By that time Morey’s small enterprise had grown into a business that supported several full-time employees. Jim Faivre was handling production with the help of Jim Floyd. Craig Libuse had been working on Morey Boogie advertising since 1973. Rick Lawrence was doing sales, and two local teenagers, Bobby Szabad and Rick Broderson, quit their jobs at the Oceanside drive-in, also in ’73, to work on Morey’s production line. Louise Hoolihan was Morey’s secretary. And Patti Serrano came on in January ’77 to handle promotions.

“They way I met Bobby is interesting,” says Morey. “Bobby had called my home to see why he hadn’t received the board he ordered. I quickly made a board and, since he lived nearby, I drove it over to him. His mother was a good-spirited Hawai’ian and he was a good guy, so we hit it off immediately. A short while later I approached him as he was getting out of the water and asked him to work for me. He started on the production line and eventually worked up into a sales position.” This was typical of Morey’s business practice and philosophy. He would bring in people who had an interest in a particular field, but no formal training, and help them develop their skills.

“It was a wild time,” says Libuse, “I was the only non-Bahai employee in the upper echelons of the company. It was a very tight religious group. Tom was the local Bahai leader; he would moderate their fireside chats — which is what they call their services. The model numbers he gave his boards were taken from the Bahai calendar for the year they were manufactured. His first model in 1971 was labeled with the Bahai year of 121, and he changed it each year on the first day of spring.”

After a period of record growth, a cash flow crunch paralyzed the company in late ’77 and early ’78. “We couldn’t pay for the growth that the company needed,” says Libuse. “The company would try to get a bank loan, but when the bank officers would come down to the factory, they wouldn’t see a booming business; they’d see a group of long-haired teenagers huddled around a contraption made out of two-by-fours, bent nails and knives. They wouldn’t take us seriously. The company had orders it
just couldn’t fill. All the pay was needed just to fill the next order. We were growing too fast. I remember it was always a race to get to the bank to cash your check when you were paid, because if you waited, chances were your check would bounce.”
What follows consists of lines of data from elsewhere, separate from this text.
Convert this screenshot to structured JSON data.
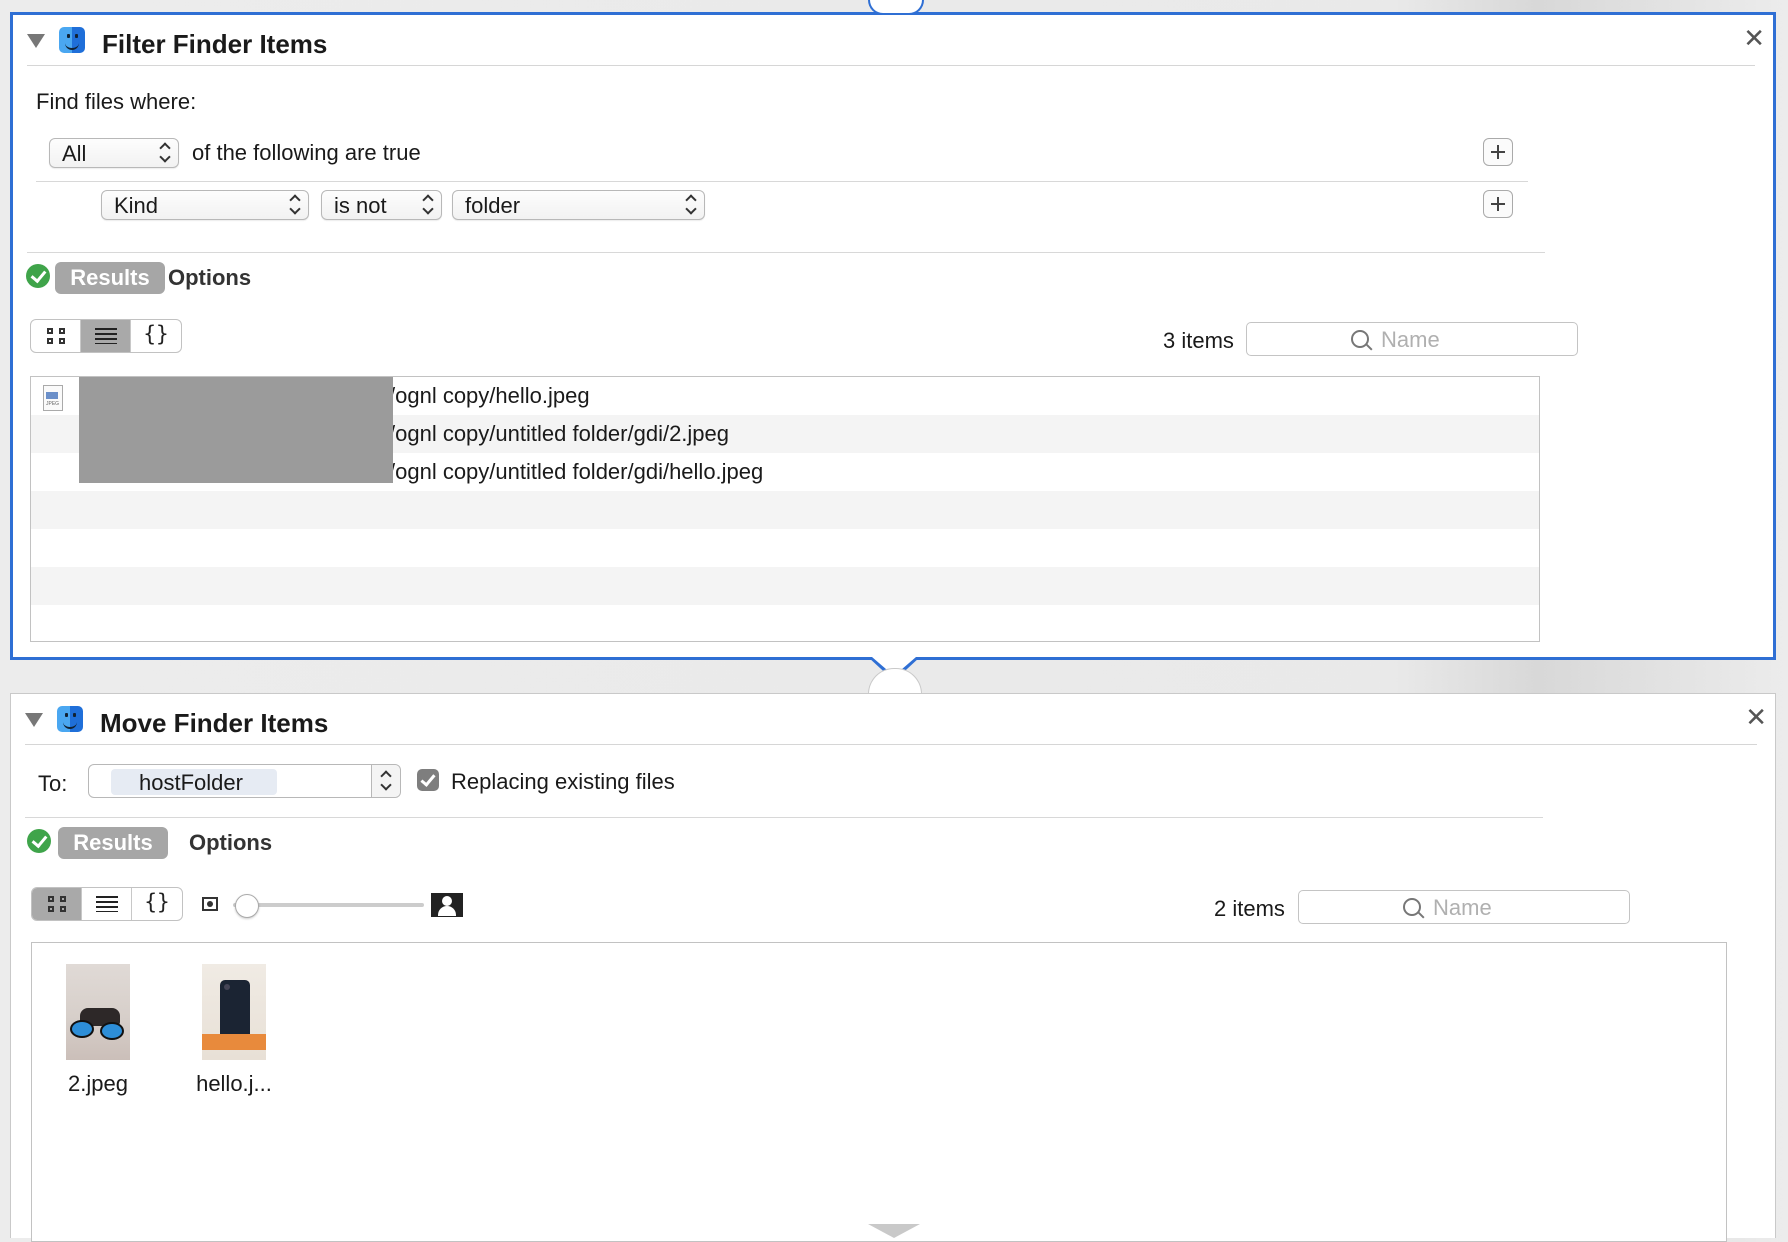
{
  "filter_action": {
    "title": "Filter Finder Items",
    "find_label": "Find files where:",
    "quantifier": "All",
    "quantifier_suffix": "of the following are true",
    "criterion": {
      "attribute": "Kind",
      "operator": "is not",
      "value": "folder"
    },
    "tabs": {
      "results": "Results",
      "options": "Options"
    },
    "item_count": "3 items",
    "search_placeholder": "Name",
    "results": [
      {
        "path": "/ognl copy/hello.jpeg"
      },
      {
        "path": "/ognl copy/untitled folder/gdi/2.jpeg"
      },
      {
        "path": "/ognl copy/untitled folder/gdi/hello.jpeg"
      }
    ]
  },
  "move_action": {
    "title": "Move Finder Items",
    "to_label": "To:",
    "destination": "hostFolder",
    "replace_label": "Replacing existing files",
    "replace_checked": true,
    "tabs": {
      "results": "Results",
      "options": "Options"
    },
    "item_count": "2 items",
    "search_placeholder": "Name",
    "icon_size_level": 0,
    "items": [
      {
        "label": "2.jpeg",
        "thumbnail": "sunglasses-photo"
      },
      {
        "label": "hello.j...",
        "thumbnail": "phone-photo"
      }
    ]
  },
  "colors": {
    "selected_border": "#2f6fd4",
    "success": "#3fa44a"
  }
}
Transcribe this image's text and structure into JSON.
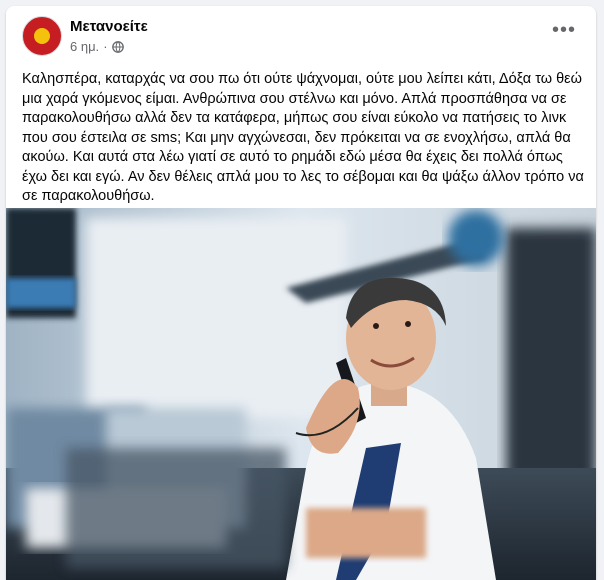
{
  "post": {
    "page_name": "Μετανοείτε",
    "time": "6 ημ.",
    "separator": "·",
    "privacy_icon": "globe-icon",
    "more_icon": "more-options-icon",
    "more_label": "•••",
    "text": "Καλησπέρα, καταρχάς να σου πω ότι ούτε ψάχνομαι, ούτε μου λείπει κάτι, Δόξα τω θεώ μια χαρά γκόμενος είμαι. Ανθρώπινα σου στέλνω και μόνο. Απλά προσπάθησα να σε παρακολουθήσω αλλά δεν τα κατάφερα, μήπως σου είναι εύκολο να πατήσεις το λινκ που σου έστειλα σε sms; Και μην αγχώνεσαι, δεν πρόκειται να σε ενοχλήσω, απλά θα ακούω. Και αυτά στα λέω γιατί σε αυτό το ρημάδι εδώ μέσα θα έχεις δει πολλά όπως έχω δει και εγώ. Αν δεν θέλεις απλά μου το λες το σέβομαι και θα ψάξω άλλον τρόπο να σε παρακολουθήσω."
  },
  "colors": {
    "avatar_red": "#c61d23",
    "avatar_yellow": "#f4c20d",
    "text": "#050505",
    "secondary_text": "#65676b",
    "background": "#f0f2f5"
  }
}
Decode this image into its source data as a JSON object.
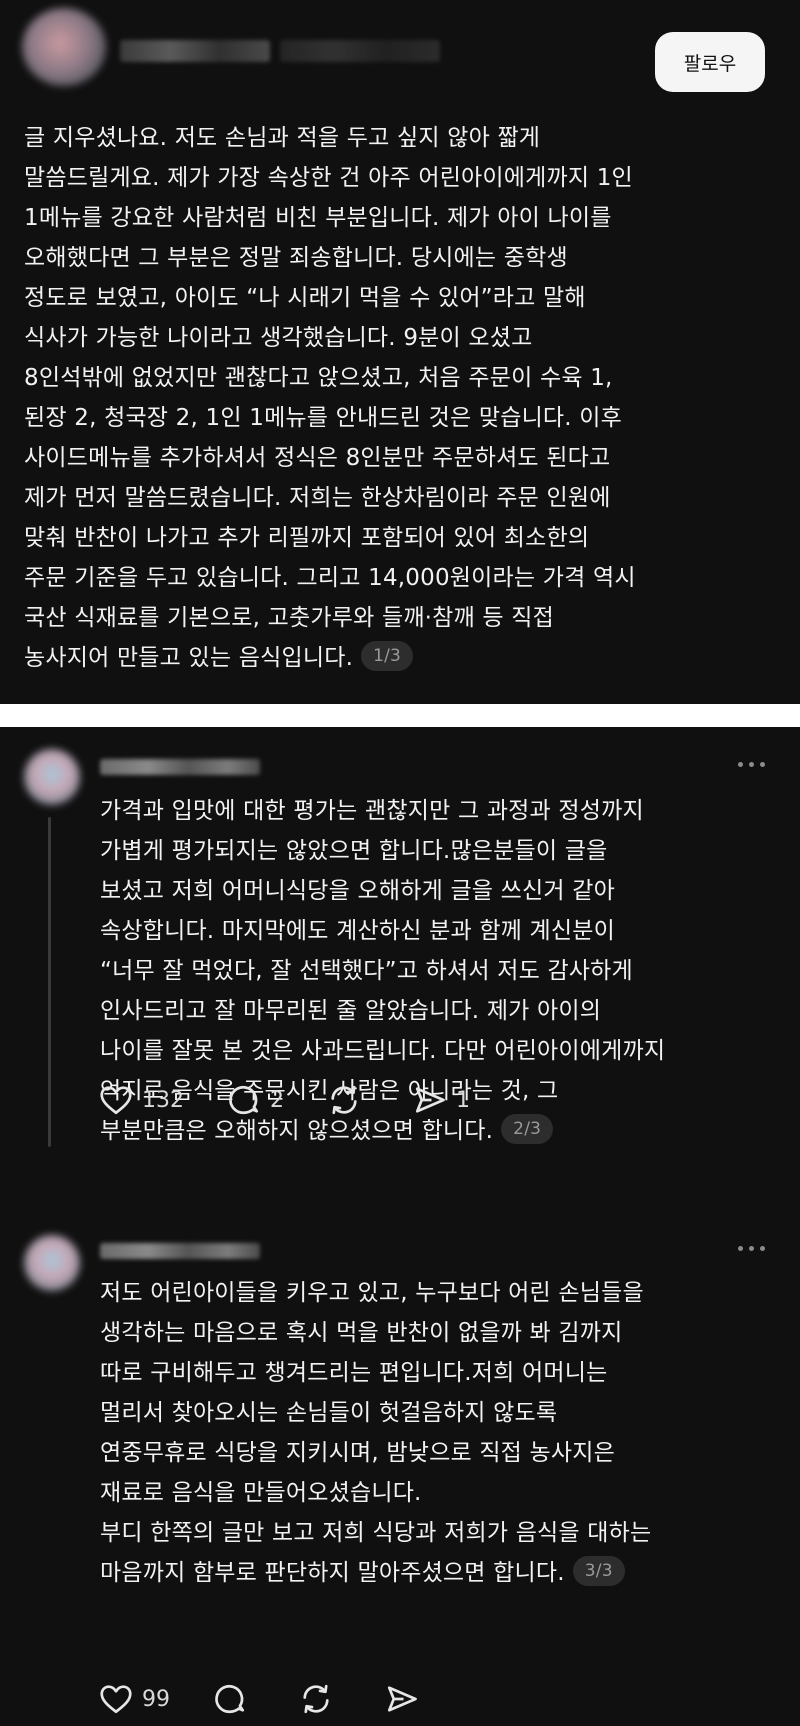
{
  "post": {
    "follow_label": "팔로우",
    "lines": [
      "글 지우셨나요. 저도 손님과 적을 두고 싶지 않아 짧게",
      "말씀드릴게요. 제가 가장 속상한 건 아주 어린아이에게까지 1인",
      "1메뉴를 강요한 사람처럼 비친 부분입니다. 제가 아이 나이를",
      "오해했다면 그 부분은 정말 죄송합니다. 당시에는 중학생",
      "정도로 보였고, 아이도 “나 시래기 먹을 수 있어”라고 말해",
      "식사가 가능한 나이라고 생각했습니다. 9분이 오셨고",
      "8인석밖에 없었지만 괜찮다고 앉으셨고, 처음 주문이 수육 1,",
      "된장 2, 청국장 2,  1인 1메뉴를 안내드린 것은 맞습니다. 이후",
      "사이드메뉴를 추가하셔서 정식은 8인분만 주문하셔도 된다고",
      "제가 먼저 말씀드렸습니다. 저희는 한상차림이라 주문 인원에",
      "맞춰 반찬이 나가고 추가 리필까지 포함되어 있어 최소한의",
      "주문 기준을 두고 있습니다. 그리고 14,000원이라는 가격 역시",
      "국산 식재료를 기본으로, 고춧가루와 들깨·참깨 등 직접",
      "농사지어 만들고 있는 음식입니다."
    ],
    "page": "1/3"
  },
  "replies": [
    {
      "lines": [
        "가격과 입맛에 대한 평가는 괜찮지만 그 과정과 정성까지",
        "가볍게 평가되지는 않았으면 합니다.많은분들이 글을",
        "보셨고 저희 어머니식당을 오해하게 글을 쓰신거 같아",
        "속상합니다. 마지막에도  계산하신 분과 함께 계신분이",
        "“너무 잘 먹었다, 잘 선택했다”고 하셔서 저도 감사하게",
        "인사드리고 잘 마무리된 줄 알았습니다. 제가 아이의",
        "나이를 잘못 본 것은 사과드립니다. 다만 어린아이에게까지",
        "억지로 음식을 주문시킨 사람은 아니라는 것, 그",
        "부분만큼은 오해하지 않으셨으면 합니다."
      ],
      "page": "2/3",
      "likes": "132",
      "comments": "2",
      "reposts": "",
      "shares": "1"
    },
    {
      "lines": [
        "저도 어린아이들을 키우고 있고, 누구보다 어린 손님들을",
        "생각하는 마음으로 혹시 먹을 반찬이 없을까 봐 김까지",
        "따로 구비해두고 챙겨드리는 편입니다.저희 어머니는",
        "멀리서 찾아오시는 손님들이 헛걸음하지 않도록",
        "연중무휴로 식당을 지키시며, 밤낮으로 직접 농사지은",
        "재료로 음식을 만들어오셨습니다.",
        "부디 한쪽의 글만 보고 저희 식당과 저희가 음식을 대하는",
        "마음까지 함부로 판단하지 말아주셨으면 합니다."
      ],
      "page": "3/3",
      "likes": "99",
      "comments": "",
      "reposts": "",
      "shares": ""
    }
  ],
  "icons": {
    "like": "heart-icon",
    "comment": "comment-bubble-icon",
    "repost": "repost-icon",
    "share": "send-icon",
    "more": "more-options-icon"
  }
}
In addition to the cash crunch, the partnership between Faivre and Morey was beginning to wear thin. “Faivre now controlled half the company,” says Morey. “After he paid for his third of the company, he decided he wanted more control. There was a ton of love and good fellowship that existed between us, and his contribution to the Boogie as we know it was immense. A good part of why we made it was because he was a true, dedicated believer who taught me much, especially how to do it now instead of later. But our business arrangement wasn’t equitable. So we had some offers from outside companies, and the Kransco offer looked the best, so we took it. It was time to get out.”

The change was hard both financially and emotionally for Morey. He had moved back to Hawai’i but was still trying to play a roll in the company. “I have a particular genius, and when my ideas are hot, very often I’m the only person who can see it,” says Morey. “You can’t convince a manager that doesn’t have this skill that your idea has got to be a particular way.”

Does Morey have any regrets? “Well, if I had to do it all over again, I probably wouldn’t go into the Boogie business. I would probably just stay with my basic talent as a jazz drummer. I would build an entirely different kind of drum set with fiberglass shapes and different kinds of cat skins. And when you hit the drums, they would light up in different colors. Yea…that would have been something….”

Morey’s voice trails off into wistful dreaming — the kind of dreaming that is capable of affecting the lives of millions of people throughout the world.